-- Opening Marker --
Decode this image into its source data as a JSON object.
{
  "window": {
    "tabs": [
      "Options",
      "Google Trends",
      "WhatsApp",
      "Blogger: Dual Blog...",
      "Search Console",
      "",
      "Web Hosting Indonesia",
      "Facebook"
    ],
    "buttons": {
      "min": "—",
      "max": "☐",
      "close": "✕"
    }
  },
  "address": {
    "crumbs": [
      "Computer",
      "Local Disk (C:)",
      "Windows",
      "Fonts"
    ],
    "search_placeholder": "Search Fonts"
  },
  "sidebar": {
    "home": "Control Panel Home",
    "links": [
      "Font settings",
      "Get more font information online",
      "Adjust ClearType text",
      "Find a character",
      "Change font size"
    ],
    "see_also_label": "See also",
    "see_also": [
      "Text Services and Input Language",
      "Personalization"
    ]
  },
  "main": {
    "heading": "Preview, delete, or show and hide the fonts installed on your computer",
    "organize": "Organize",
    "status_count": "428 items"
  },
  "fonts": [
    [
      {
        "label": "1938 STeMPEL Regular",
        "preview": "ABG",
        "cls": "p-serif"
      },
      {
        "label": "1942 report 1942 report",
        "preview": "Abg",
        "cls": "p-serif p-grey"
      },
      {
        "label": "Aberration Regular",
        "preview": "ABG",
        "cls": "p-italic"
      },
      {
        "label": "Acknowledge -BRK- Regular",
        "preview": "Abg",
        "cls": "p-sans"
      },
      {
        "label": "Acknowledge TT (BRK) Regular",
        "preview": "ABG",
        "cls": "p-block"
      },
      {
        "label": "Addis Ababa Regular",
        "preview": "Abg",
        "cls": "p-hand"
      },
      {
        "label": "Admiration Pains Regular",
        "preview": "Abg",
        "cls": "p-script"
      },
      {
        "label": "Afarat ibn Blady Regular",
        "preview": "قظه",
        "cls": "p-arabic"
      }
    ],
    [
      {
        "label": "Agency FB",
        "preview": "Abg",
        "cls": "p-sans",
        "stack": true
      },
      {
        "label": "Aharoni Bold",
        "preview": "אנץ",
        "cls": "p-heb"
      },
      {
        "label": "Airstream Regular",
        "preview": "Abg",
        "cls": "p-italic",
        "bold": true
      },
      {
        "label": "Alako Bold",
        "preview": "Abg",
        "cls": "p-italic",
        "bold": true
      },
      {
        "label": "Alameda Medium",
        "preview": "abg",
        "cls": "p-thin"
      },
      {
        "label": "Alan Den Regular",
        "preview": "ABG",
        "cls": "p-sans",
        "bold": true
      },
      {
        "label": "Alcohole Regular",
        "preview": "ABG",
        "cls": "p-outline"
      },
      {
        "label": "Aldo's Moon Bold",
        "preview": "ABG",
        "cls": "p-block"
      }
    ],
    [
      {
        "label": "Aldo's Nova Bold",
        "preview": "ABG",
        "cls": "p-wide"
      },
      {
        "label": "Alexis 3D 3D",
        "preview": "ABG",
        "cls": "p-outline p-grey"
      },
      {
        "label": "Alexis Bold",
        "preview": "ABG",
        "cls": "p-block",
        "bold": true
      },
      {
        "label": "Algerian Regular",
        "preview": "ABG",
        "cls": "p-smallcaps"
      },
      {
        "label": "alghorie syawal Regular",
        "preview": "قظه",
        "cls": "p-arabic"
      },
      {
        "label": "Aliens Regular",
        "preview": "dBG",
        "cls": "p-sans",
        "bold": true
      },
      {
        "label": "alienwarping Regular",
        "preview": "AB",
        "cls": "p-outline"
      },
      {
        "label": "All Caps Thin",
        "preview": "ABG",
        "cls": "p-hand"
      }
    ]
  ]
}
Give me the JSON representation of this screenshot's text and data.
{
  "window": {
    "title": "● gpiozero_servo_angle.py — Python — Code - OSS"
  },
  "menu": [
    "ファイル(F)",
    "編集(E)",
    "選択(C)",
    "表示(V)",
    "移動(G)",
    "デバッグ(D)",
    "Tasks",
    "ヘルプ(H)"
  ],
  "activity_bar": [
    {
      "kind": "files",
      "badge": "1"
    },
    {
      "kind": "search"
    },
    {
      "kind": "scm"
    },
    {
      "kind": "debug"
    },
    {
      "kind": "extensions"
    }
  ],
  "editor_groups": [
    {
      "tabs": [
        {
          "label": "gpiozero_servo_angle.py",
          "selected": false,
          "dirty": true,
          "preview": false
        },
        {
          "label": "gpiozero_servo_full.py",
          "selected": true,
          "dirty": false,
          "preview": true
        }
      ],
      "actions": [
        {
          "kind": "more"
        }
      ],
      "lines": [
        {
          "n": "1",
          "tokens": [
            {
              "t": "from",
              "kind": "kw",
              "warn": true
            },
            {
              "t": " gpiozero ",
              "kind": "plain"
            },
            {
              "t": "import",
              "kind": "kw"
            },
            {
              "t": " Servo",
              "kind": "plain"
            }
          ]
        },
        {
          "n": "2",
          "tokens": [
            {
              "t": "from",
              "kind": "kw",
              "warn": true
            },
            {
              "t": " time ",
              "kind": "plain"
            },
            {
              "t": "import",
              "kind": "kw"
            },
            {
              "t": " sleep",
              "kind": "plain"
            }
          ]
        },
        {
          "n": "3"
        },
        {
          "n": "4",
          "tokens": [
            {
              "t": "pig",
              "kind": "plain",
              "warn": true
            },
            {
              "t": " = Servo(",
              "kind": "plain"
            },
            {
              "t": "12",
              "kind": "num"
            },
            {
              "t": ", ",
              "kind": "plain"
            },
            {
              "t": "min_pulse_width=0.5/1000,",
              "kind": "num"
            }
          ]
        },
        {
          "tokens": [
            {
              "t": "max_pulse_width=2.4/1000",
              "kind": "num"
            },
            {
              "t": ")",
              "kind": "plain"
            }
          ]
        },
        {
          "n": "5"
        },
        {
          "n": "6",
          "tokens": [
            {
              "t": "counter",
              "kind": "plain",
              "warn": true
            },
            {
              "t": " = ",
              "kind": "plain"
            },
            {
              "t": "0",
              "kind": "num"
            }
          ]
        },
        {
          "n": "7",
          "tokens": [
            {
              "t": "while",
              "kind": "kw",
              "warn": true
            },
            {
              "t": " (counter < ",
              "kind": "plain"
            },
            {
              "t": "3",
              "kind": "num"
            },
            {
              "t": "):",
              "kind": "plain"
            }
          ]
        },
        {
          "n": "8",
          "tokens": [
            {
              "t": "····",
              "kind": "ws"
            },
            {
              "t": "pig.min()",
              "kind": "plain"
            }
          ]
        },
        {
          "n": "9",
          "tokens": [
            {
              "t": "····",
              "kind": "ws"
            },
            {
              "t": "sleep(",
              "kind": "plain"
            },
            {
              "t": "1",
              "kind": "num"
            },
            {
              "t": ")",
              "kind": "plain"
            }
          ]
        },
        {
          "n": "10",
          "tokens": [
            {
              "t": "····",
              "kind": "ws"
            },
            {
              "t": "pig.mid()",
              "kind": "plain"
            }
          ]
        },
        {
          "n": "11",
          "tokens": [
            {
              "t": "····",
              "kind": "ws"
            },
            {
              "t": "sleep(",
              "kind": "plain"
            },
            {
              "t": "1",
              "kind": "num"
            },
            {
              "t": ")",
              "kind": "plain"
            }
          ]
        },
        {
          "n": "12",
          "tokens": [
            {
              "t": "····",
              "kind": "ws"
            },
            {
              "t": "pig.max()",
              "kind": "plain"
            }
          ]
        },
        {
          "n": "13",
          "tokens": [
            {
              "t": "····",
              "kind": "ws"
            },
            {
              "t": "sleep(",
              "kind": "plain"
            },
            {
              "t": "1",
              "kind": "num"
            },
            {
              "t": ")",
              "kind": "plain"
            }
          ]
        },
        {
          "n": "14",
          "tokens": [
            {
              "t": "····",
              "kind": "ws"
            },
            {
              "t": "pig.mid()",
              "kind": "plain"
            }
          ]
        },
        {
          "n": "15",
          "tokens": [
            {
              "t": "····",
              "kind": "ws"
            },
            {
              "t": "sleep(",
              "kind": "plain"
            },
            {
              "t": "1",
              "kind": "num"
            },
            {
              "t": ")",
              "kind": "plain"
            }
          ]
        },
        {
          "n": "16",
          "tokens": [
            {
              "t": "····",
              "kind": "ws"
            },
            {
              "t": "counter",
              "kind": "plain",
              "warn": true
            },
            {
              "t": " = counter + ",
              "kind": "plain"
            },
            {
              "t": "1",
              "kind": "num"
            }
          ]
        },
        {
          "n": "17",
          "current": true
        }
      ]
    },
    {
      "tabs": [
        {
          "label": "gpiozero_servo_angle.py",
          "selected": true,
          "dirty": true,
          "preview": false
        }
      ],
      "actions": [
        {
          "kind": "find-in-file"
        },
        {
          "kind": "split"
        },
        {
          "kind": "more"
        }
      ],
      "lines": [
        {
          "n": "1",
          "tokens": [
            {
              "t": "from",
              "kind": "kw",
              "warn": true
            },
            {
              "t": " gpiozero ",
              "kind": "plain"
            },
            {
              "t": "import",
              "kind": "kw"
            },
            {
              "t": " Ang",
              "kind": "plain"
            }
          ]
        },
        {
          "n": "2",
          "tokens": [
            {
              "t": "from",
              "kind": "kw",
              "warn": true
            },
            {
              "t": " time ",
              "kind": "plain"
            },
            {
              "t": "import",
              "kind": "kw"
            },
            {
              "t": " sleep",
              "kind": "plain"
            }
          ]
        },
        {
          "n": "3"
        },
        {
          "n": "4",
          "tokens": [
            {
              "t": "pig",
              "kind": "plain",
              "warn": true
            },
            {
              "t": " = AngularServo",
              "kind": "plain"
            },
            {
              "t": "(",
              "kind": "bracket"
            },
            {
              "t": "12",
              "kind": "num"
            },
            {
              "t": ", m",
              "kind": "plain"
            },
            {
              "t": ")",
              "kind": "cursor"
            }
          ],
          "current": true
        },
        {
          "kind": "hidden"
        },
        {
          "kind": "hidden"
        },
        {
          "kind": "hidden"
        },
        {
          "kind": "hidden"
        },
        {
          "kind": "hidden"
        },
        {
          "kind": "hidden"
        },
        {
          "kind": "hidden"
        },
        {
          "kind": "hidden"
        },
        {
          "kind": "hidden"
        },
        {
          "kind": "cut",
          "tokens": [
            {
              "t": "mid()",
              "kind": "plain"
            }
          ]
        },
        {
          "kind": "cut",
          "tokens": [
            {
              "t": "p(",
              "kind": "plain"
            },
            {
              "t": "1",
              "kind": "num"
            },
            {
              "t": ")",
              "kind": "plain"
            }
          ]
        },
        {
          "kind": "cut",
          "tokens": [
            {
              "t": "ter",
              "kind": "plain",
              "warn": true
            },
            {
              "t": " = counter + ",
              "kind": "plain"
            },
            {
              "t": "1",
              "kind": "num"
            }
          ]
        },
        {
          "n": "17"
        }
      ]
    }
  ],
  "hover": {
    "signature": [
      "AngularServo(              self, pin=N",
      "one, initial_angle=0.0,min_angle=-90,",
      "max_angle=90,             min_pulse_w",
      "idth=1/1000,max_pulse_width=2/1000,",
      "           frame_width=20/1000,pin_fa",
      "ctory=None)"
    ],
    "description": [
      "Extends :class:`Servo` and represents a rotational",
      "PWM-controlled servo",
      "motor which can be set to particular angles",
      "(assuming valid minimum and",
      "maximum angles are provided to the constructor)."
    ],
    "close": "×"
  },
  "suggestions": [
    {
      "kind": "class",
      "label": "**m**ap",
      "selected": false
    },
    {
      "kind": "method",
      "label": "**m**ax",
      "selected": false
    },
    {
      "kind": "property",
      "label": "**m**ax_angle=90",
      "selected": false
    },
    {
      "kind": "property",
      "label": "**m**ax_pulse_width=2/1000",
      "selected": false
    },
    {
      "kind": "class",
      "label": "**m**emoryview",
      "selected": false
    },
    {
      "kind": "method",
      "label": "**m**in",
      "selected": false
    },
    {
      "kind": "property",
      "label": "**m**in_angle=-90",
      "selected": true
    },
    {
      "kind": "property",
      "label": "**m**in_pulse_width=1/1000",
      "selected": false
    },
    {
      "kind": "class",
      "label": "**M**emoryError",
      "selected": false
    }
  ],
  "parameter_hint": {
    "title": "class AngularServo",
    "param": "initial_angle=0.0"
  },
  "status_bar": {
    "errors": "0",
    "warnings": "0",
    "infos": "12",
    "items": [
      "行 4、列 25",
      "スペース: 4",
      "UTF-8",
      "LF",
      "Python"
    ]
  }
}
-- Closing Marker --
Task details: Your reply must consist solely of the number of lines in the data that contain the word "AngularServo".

Response below: 3